- [TASK BRIEF]
Keep every line in which "meta" occurs and drop the rest of the data.

Items from a data source
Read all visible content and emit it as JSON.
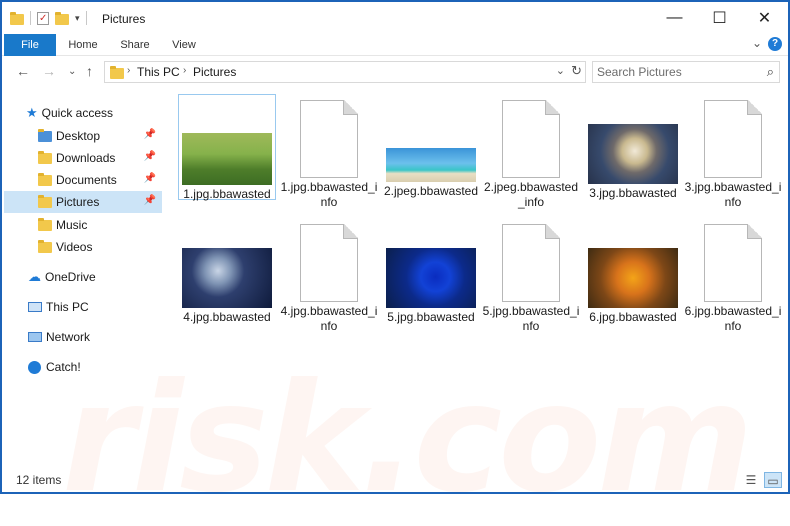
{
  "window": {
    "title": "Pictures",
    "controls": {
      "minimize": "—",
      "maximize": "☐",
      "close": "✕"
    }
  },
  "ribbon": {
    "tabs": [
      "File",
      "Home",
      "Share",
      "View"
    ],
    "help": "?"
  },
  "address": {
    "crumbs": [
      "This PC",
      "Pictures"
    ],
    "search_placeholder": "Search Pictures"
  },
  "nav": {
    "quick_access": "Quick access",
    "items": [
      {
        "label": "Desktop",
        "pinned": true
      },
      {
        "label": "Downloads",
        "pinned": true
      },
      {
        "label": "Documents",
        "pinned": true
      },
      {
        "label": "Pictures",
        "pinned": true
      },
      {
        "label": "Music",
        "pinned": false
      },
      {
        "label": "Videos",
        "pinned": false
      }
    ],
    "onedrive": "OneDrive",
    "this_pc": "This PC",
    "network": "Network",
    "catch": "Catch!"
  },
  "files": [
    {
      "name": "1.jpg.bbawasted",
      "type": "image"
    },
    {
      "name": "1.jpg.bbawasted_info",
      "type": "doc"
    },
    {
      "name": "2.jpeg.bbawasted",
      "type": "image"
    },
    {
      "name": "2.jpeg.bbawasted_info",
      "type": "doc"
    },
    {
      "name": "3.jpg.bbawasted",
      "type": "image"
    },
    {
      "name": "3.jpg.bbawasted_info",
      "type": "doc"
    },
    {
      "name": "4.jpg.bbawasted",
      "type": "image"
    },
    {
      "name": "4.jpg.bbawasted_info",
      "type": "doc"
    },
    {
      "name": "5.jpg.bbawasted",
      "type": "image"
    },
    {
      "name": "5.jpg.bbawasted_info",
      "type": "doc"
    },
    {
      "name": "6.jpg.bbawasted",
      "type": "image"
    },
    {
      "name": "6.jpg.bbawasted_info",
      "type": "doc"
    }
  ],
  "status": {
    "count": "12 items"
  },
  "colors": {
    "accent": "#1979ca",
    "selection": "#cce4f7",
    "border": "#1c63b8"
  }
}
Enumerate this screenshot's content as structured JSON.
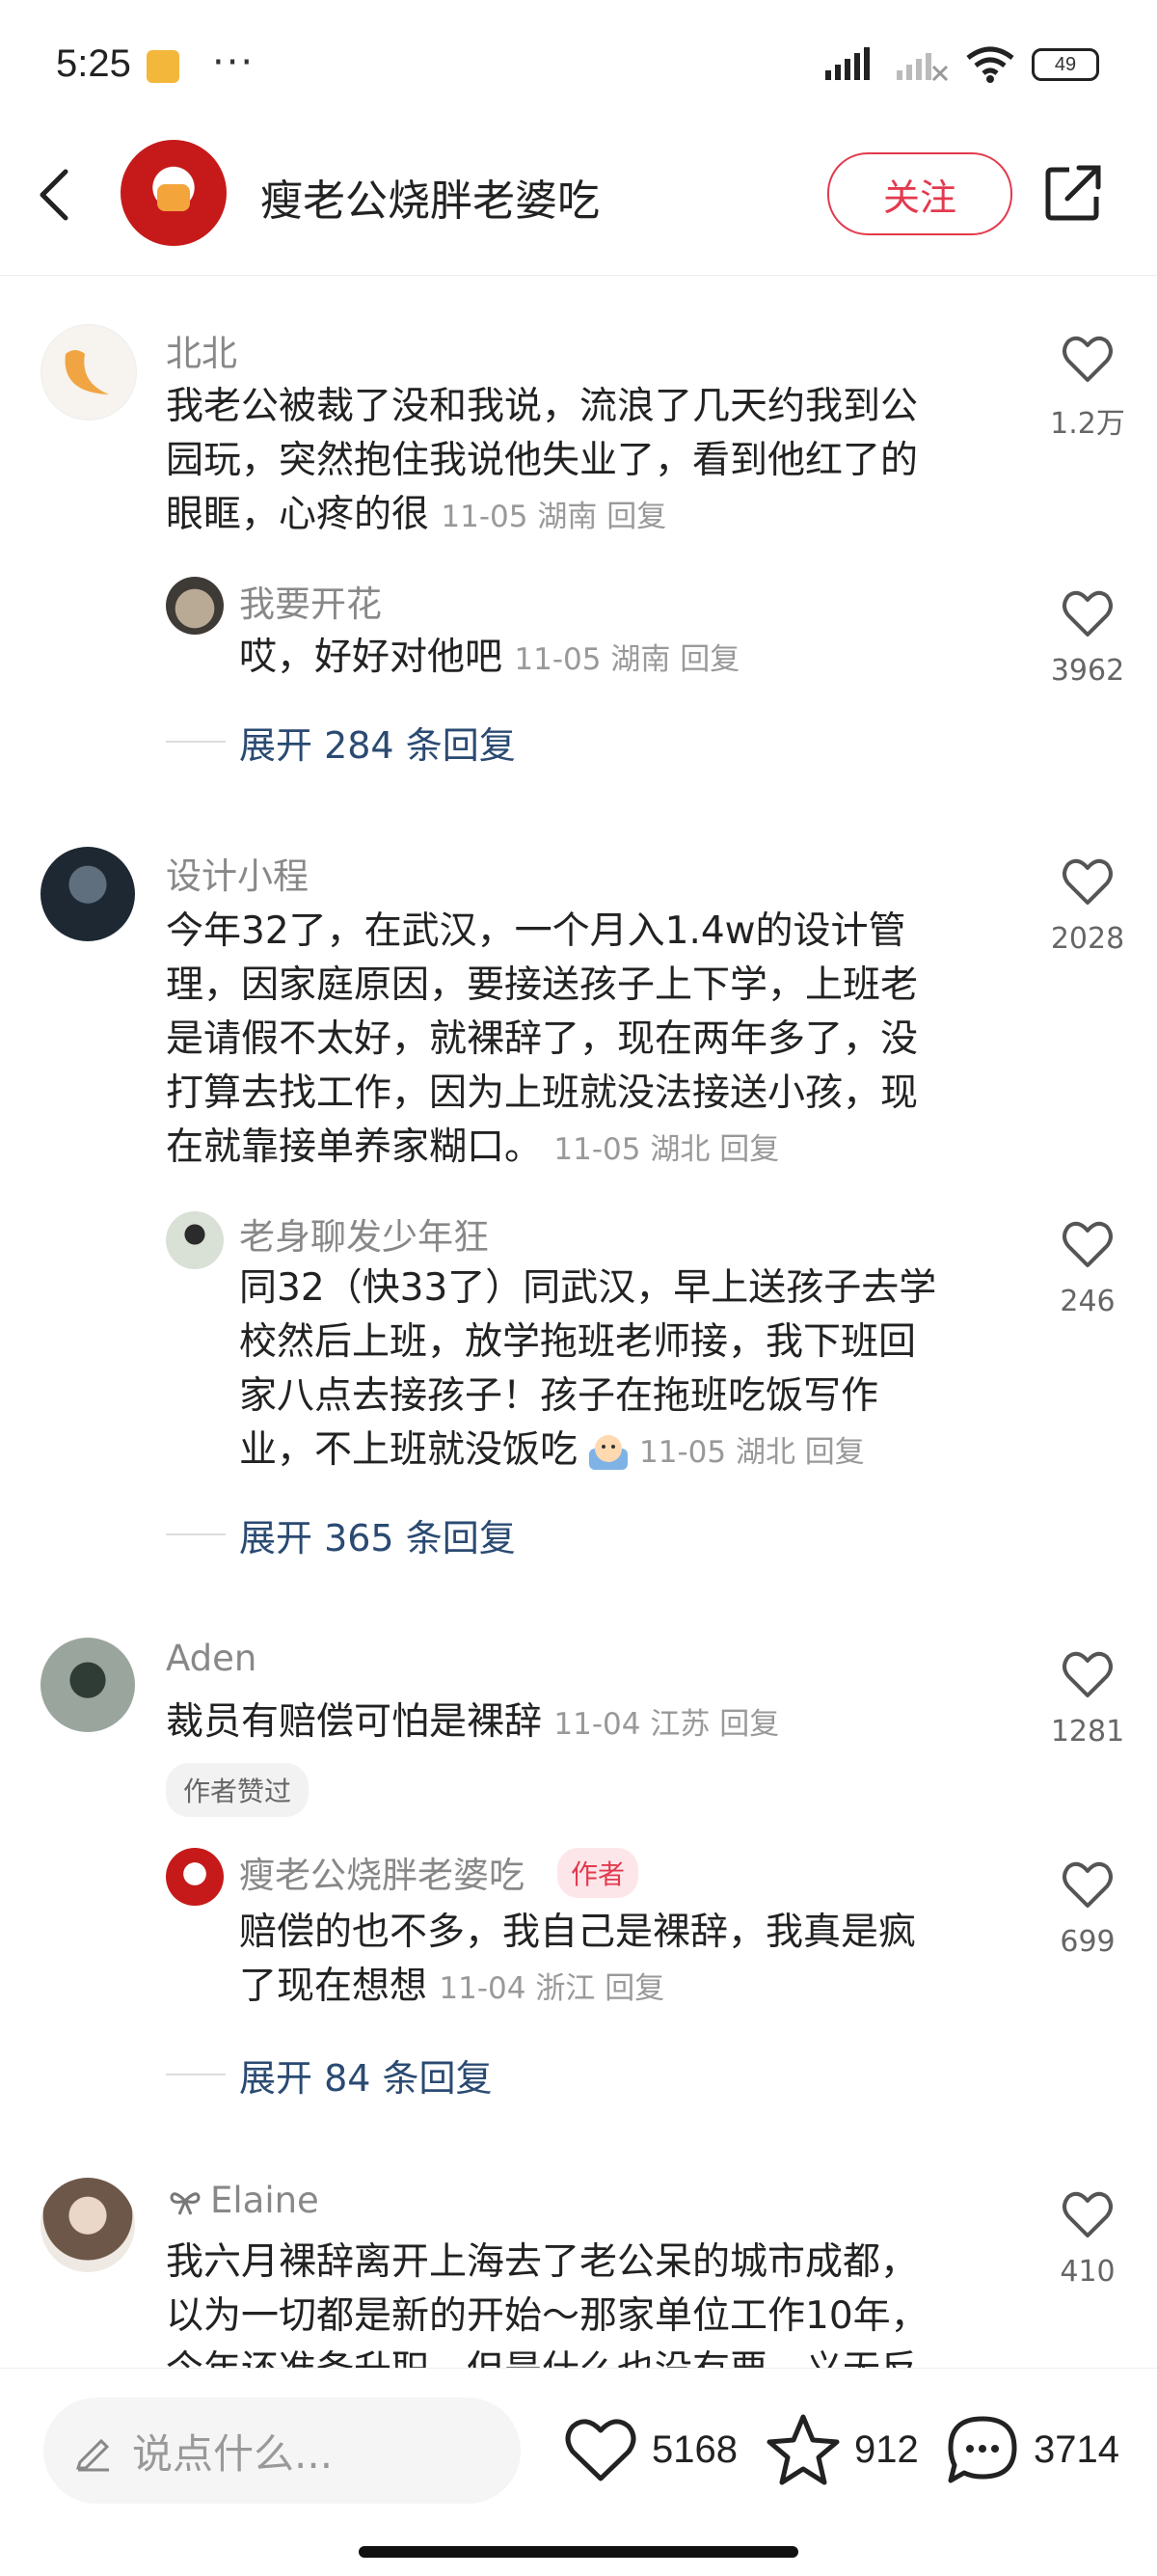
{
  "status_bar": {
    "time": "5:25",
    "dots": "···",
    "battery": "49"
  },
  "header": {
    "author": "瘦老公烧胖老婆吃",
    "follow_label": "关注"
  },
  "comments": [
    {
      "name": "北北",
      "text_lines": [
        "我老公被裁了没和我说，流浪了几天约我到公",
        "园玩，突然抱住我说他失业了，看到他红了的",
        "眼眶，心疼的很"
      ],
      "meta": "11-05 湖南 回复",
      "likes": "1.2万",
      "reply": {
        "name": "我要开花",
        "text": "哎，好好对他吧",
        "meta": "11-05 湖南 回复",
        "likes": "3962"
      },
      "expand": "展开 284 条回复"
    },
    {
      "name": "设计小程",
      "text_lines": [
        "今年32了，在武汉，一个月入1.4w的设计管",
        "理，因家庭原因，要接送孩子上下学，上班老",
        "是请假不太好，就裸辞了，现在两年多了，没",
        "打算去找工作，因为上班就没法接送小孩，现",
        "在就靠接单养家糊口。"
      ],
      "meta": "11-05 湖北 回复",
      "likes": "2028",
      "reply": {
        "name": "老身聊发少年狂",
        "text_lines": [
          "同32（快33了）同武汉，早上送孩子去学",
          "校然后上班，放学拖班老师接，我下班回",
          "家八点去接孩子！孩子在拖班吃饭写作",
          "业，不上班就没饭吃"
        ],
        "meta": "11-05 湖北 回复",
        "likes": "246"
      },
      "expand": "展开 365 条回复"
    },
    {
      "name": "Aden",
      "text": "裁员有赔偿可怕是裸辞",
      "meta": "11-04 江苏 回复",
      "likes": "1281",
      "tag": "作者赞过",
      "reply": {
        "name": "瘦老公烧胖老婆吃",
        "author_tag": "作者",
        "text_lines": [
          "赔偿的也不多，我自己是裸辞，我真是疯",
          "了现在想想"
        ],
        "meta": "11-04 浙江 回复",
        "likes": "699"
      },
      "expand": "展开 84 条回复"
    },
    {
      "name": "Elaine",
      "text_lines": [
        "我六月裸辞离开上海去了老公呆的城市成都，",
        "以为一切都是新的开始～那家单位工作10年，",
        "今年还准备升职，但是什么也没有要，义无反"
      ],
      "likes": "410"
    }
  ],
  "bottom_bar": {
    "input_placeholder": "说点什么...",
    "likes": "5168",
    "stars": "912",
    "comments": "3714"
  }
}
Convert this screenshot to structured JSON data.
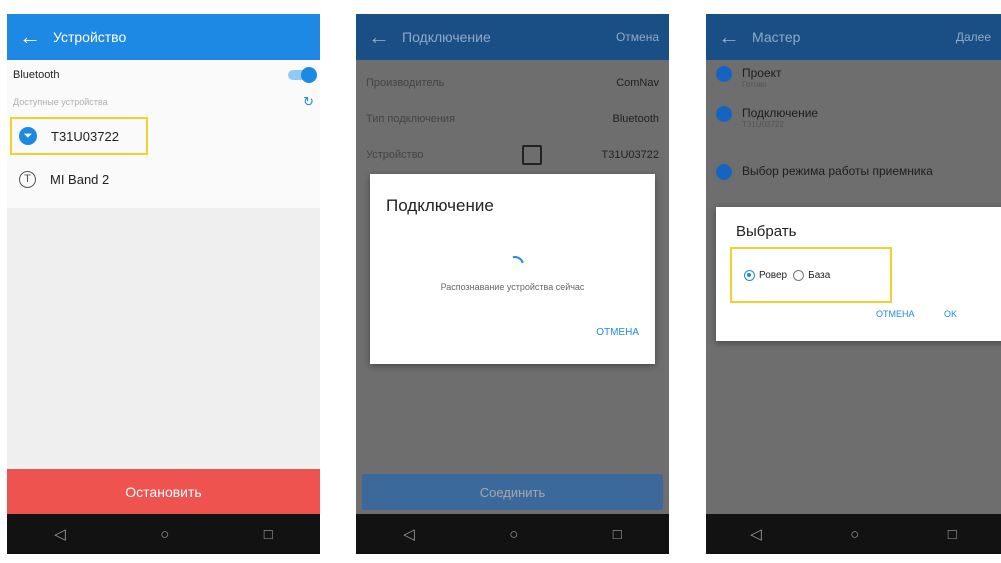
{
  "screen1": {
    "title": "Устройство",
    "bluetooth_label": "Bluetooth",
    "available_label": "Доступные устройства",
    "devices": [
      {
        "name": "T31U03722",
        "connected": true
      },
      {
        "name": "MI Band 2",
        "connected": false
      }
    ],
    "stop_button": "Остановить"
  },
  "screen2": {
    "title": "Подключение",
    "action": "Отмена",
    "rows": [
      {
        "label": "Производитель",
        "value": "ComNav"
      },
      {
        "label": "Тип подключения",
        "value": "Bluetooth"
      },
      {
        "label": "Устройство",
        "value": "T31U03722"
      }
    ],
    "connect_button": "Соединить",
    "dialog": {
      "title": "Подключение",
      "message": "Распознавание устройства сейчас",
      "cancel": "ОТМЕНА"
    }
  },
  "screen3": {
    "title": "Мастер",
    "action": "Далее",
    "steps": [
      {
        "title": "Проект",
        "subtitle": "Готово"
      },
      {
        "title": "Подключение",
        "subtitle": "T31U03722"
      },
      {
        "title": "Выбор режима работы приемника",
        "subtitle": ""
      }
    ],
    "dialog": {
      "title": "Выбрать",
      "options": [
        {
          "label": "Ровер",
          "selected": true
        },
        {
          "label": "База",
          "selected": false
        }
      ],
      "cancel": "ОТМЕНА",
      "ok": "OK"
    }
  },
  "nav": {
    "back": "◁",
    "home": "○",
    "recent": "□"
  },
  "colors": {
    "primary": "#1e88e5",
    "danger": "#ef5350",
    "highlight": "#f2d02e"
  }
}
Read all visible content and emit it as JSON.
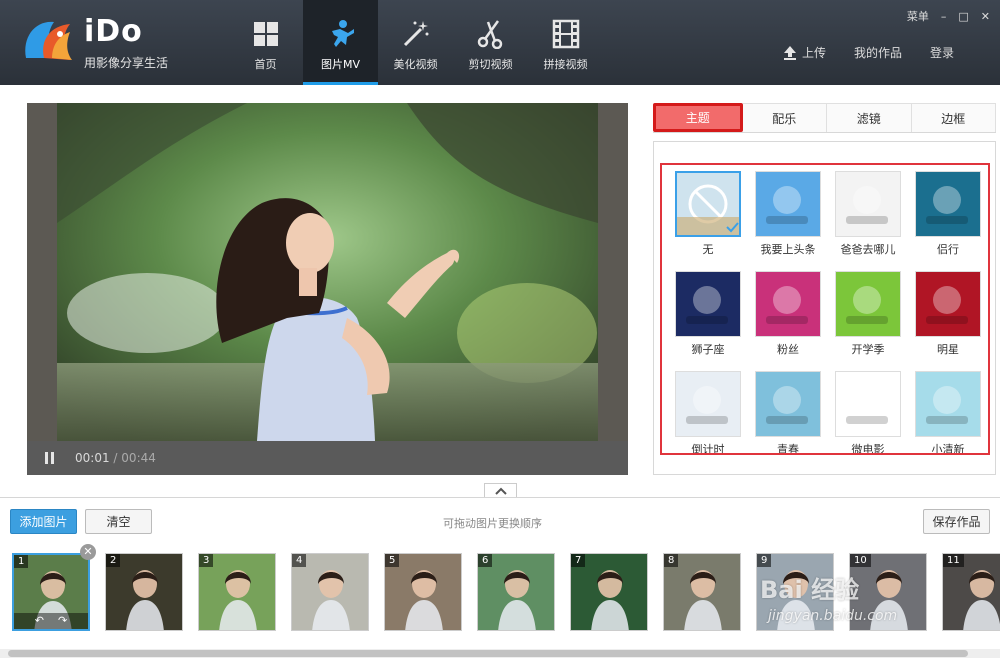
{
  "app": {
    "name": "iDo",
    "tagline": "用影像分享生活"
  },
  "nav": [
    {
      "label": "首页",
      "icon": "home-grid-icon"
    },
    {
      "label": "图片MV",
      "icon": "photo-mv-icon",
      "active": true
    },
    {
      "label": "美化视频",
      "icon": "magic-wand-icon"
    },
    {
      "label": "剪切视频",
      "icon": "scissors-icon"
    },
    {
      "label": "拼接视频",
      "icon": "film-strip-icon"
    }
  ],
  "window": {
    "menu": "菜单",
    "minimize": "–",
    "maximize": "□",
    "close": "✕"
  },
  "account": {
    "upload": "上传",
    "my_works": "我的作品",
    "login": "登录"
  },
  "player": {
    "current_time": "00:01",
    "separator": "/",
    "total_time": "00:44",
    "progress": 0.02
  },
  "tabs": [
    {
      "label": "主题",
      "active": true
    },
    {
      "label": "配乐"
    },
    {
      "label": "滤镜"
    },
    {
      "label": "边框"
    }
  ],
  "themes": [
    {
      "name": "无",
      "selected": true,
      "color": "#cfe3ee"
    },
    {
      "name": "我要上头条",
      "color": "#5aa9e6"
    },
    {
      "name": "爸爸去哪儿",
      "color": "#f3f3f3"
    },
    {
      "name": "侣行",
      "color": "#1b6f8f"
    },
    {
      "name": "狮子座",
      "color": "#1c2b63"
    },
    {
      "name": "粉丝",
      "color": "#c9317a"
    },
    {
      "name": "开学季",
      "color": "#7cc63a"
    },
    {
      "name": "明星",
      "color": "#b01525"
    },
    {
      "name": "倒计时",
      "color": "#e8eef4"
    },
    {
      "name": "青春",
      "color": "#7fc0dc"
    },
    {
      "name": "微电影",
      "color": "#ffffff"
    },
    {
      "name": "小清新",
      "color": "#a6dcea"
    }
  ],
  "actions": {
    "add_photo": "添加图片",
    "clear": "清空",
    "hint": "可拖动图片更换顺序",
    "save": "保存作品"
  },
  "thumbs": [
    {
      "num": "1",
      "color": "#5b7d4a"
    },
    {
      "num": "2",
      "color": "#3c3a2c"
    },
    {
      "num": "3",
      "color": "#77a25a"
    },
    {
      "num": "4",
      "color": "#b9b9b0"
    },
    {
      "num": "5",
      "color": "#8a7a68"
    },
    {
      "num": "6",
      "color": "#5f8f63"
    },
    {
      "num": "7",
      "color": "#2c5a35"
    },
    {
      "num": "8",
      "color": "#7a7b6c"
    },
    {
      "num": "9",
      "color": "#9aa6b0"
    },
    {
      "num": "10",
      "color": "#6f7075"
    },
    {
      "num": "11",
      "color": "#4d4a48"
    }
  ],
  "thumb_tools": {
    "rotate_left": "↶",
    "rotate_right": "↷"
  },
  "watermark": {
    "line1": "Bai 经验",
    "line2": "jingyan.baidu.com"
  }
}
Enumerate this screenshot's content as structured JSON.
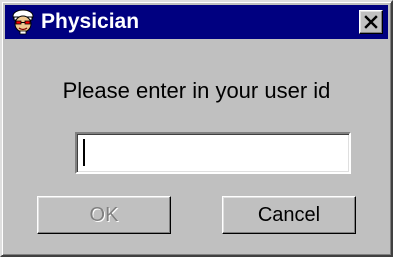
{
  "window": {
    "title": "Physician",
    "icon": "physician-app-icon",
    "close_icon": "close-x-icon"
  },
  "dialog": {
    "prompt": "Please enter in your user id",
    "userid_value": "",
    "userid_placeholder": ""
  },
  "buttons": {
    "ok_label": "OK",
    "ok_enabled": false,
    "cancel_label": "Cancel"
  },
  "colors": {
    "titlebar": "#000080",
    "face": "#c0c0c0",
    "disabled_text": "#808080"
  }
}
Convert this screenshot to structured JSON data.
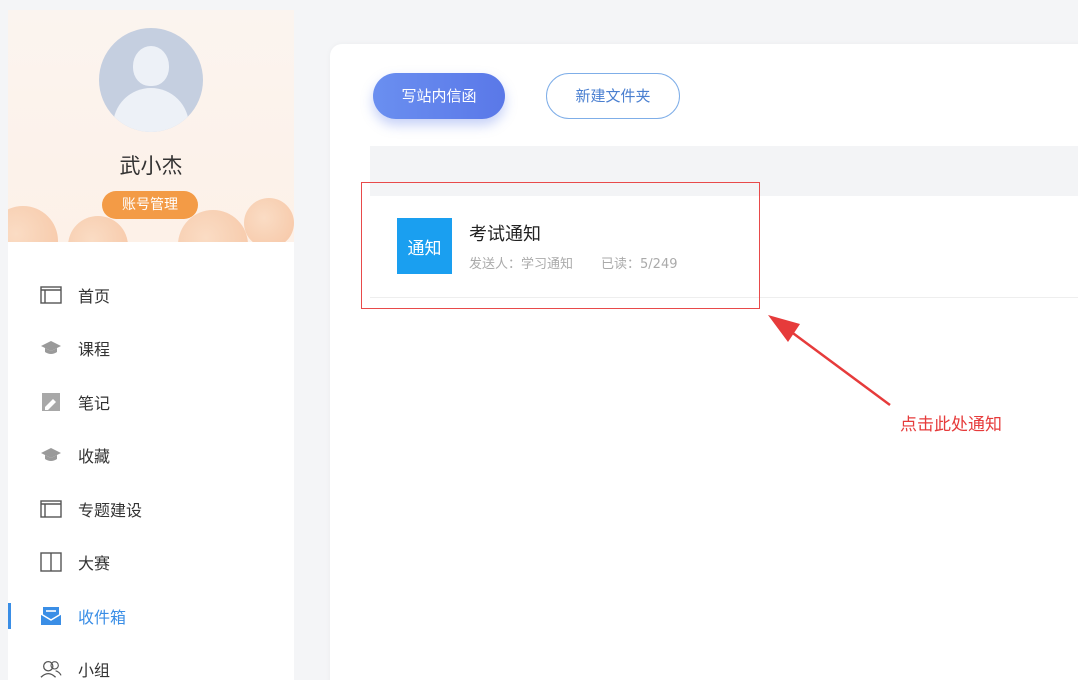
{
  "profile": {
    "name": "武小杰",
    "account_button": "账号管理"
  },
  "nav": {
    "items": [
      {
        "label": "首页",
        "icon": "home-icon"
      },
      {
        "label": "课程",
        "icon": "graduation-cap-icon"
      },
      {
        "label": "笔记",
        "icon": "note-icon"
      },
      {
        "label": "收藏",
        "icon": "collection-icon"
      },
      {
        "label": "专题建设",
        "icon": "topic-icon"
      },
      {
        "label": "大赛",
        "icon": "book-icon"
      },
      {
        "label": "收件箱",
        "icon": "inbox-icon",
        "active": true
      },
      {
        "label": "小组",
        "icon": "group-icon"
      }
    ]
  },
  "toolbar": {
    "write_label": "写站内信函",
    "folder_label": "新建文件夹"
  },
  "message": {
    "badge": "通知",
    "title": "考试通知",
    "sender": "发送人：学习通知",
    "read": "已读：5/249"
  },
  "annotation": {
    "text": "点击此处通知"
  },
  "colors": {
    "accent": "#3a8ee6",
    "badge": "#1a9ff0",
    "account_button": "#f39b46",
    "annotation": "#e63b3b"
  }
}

- [SOLUTION TO THIS TASK]
      "meta": "11-05 湖南 回复",
        "meta": "11-05 湖南 回复",
      "meta": "11-05 湖北 回复",
        "meta": "11-05 湖北 回复",
      "meta": "11-04 江苏 回复",
        "meta": "11-04 浙江 回复",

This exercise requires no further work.